CC Sabathia started the game for the Yankees and got off to a rough start. He gave up three runs, two of them earned, in the first two innings. But then Sabathia got on a roll and retired 11 straight hitters. By the sixth inning, Sabathia and the Yankees had an 8-3 lead. Sabathia started the sixth inning with a walk and a lineout and was then pulled from the game after 77 pitches.

Chad Green replaced Sabathia, got the second out of the inning, gave up a double and then hit Lonnie Chisenhall with a pitch (more on that momentarily) to load the bases. Two pitches later, Francisco Lindor hit a grand slam and Indians were back in the game.

Afterwards, Yankees manager Joe Girardi was asked about pulling Sabathia with a five-run lead and a low pitch count and Girardi basically said it was the way they’d been doing it all year.

I’ve heard baseball coaches complain when people ignore what’s happening in front of them and instead rely on scouting reports, overall numbers or predetermined game plans.

The baseball coaches say: “Trust your eyes.”

The game plan might say pull Sabathia after 90 pitches (which means Sabathia still had 13 pitches left in the tank), but if Sabathia is cruising tonight, trust your eyes and let him go.

Sticking to a predetermined game plan when CC Sabathia was pitching well was Joe Girardi not trusting his eyes and that cost the Yankees.

Not challenging the hit by pitch

Back to the hit by pitch that put Lonnie Chisenhall on first, loaded the bases and brought Francisco Lindor to the plate.

Replays showed the ball actually hit the knob of the bat, but Girardi said he didn’t challenge because he had nothing to indicate that Chisenhall was not hit by the pitch.

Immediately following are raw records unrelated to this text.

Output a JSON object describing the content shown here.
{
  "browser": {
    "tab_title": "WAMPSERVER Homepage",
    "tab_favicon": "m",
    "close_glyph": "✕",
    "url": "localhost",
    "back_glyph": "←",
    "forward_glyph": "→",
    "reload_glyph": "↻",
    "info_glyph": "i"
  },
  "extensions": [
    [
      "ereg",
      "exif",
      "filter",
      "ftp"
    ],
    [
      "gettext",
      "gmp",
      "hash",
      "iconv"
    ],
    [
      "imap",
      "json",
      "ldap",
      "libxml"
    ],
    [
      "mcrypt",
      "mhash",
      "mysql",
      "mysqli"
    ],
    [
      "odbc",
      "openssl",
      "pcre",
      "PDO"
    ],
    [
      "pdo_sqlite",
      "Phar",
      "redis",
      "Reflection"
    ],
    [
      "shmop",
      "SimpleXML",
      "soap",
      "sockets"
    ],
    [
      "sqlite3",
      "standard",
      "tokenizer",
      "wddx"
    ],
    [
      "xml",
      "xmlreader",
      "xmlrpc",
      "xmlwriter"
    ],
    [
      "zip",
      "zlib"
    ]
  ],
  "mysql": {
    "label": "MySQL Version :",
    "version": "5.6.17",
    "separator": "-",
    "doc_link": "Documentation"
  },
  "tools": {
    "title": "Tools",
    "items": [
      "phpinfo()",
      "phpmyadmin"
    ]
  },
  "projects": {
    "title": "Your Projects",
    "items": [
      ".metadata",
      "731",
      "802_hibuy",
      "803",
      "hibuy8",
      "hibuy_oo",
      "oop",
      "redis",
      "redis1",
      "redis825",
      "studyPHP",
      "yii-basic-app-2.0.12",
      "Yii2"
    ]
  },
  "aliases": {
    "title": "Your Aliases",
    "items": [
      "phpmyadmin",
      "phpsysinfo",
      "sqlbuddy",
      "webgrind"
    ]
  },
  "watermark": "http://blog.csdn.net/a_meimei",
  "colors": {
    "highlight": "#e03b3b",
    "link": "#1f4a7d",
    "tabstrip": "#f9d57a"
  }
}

But his catcher, Gary Sanchez — the guy closest to the action — was telling Girardi to challenge. Lonnie Chisenhall did not react like he’d just been hit on the hand by a pitch and Girardi ignored that as well.

Girardi then said he didn’t have enough time to figure out what to do and, as a former catcher, didn’t want to mess up his pitcher’s rhythm.

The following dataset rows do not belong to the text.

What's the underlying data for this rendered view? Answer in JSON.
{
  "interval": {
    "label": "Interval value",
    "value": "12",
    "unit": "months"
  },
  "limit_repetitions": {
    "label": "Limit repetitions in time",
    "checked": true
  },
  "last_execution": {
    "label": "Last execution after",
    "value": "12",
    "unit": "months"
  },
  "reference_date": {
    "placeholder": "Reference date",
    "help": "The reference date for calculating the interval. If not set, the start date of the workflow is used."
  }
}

What rhythm?

Green was up in the zone, had gotten a fly ball out, allowed a double and hit a batter. And it’s not as if Girardi has never challenged a call with his pitcher on the mound.

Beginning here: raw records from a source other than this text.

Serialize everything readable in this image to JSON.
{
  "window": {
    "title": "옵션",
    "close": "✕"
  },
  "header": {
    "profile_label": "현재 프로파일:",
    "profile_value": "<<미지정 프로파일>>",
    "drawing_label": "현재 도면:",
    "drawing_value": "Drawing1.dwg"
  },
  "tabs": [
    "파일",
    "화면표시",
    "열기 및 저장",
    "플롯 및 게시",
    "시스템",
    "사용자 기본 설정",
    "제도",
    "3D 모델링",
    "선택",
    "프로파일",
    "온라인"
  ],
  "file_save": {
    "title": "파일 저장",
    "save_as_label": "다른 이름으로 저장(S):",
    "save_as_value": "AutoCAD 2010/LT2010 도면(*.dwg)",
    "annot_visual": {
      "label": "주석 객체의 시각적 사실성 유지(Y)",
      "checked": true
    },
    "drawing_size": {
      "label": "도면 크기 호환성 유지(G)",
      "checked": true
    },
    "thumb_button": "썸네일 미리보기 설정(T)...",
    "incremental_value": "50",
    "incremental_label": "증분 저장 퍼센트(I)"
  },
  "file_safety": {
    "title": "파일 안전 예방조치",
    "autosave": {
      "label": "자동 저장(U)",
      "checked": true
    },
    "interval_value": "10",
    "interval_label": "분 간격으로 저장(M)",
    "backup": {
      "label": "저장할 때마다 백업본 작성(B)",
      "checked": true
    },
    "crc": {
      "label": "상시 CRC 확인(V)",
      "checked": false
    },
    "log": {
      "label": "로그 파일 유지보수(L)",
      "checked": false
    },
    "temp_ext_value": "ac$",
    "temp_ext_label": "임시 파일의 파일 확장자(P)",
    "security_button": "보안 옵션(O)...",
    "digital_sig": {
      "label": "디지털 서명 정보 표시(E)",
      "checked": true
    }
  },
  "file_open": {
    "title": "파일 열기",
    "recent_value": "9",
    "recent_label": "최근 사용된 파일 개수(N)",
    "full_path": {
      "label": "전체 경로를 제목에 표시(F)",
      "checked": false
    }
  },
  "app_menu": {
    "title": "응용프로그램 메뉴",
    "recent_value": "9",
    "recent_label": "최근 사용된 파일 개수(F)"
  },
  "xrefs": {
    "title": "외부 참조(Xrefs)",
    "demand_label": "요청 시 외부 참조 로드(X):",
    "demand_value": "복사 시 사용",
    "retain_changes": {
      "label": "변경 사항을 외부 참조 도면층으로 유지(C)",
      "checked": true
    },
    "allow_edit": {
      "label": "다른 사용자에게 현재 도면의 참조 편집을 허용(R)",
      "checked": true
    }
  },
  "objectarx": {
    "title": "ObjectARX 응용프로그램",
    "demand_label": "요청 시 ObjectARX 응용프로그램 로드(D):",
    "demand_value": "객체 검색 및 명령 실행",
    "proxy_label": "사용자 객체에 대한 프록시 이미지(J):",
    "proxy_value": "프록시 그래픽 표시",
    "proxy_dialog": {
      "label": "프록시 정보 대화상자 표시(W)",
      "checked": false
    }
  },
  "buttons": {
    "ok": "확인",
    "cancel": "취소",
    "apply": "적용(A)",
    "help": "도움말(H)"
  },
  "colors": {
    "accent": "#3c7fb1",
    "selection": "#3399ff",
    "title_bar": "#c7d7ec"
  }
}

When someone offers you three excuses for what they did, it might indicate none of them is very good.

The defensive positioning on the game winner

In the 11th inning Todd Frazier wound up on second base with nobody out and Girardi pinch ran for him. The pinch runner was Ronald Torreyes and almost immediately, Torreyes managed to get picked off. So in the bottom of the 13th inning, Torreyes was playing third base instead of Frazier.

With nobody out, Cleveland’s Austin Jackson walked and stole second base.

The guy at the plate was Yan Gomes and his job was to hit the ball to the right side of the infield and, if the ball didn’t sneak through for a hit, make sure Jackson was on third base when the next guy came to the plate.

So the Yankees pitcher Dellin Betances was throwing Gomes curves and sliders; off-speed pitches designed to get Gomes to pull the ball to the left side of the infield and freeze Jackson at second base. On the tenth pitch of the at bat, Gomes pulled a slider and Betances had what he wanted; a groundball to the pull side of the field.

But despite knowing his pitcher was throwing off-speed pitches, Torreyes was not positioned on the left-field line. The ball went between him and third base, Jackson scored and the Indians had an extra-inning win.

In 2014 the Royals won a Wild Card game when Salvador Perez pulled a slider past Oakland A’s third baseman Josh Donaldson. Afterwards, several people wondered why Donaldson was not positioned on the line when the A’s pitcher — current Royal Jason Hammel — was throwing Perez nothing but sliders.

The infield coach is supposed to position the players, but nothing prevents a manager from saying: “Shouldn’t our third baseman be closer to the line?”

Girardi is getting blown up

Look up Joe Girardi’s name on the internet this morning and you’ll see a bunch of articles roasting him for Friday night’s game. If the Yankees don’t win this series and Girardi gets fired, this game probably had something to do with it.

When I saw how the Indians won — on a play very similar to the Royals Wild Card win — it made me think of Ned Yost and the term “Yosted.”

But look on the bright side: Royals fans have never been “Girardied.”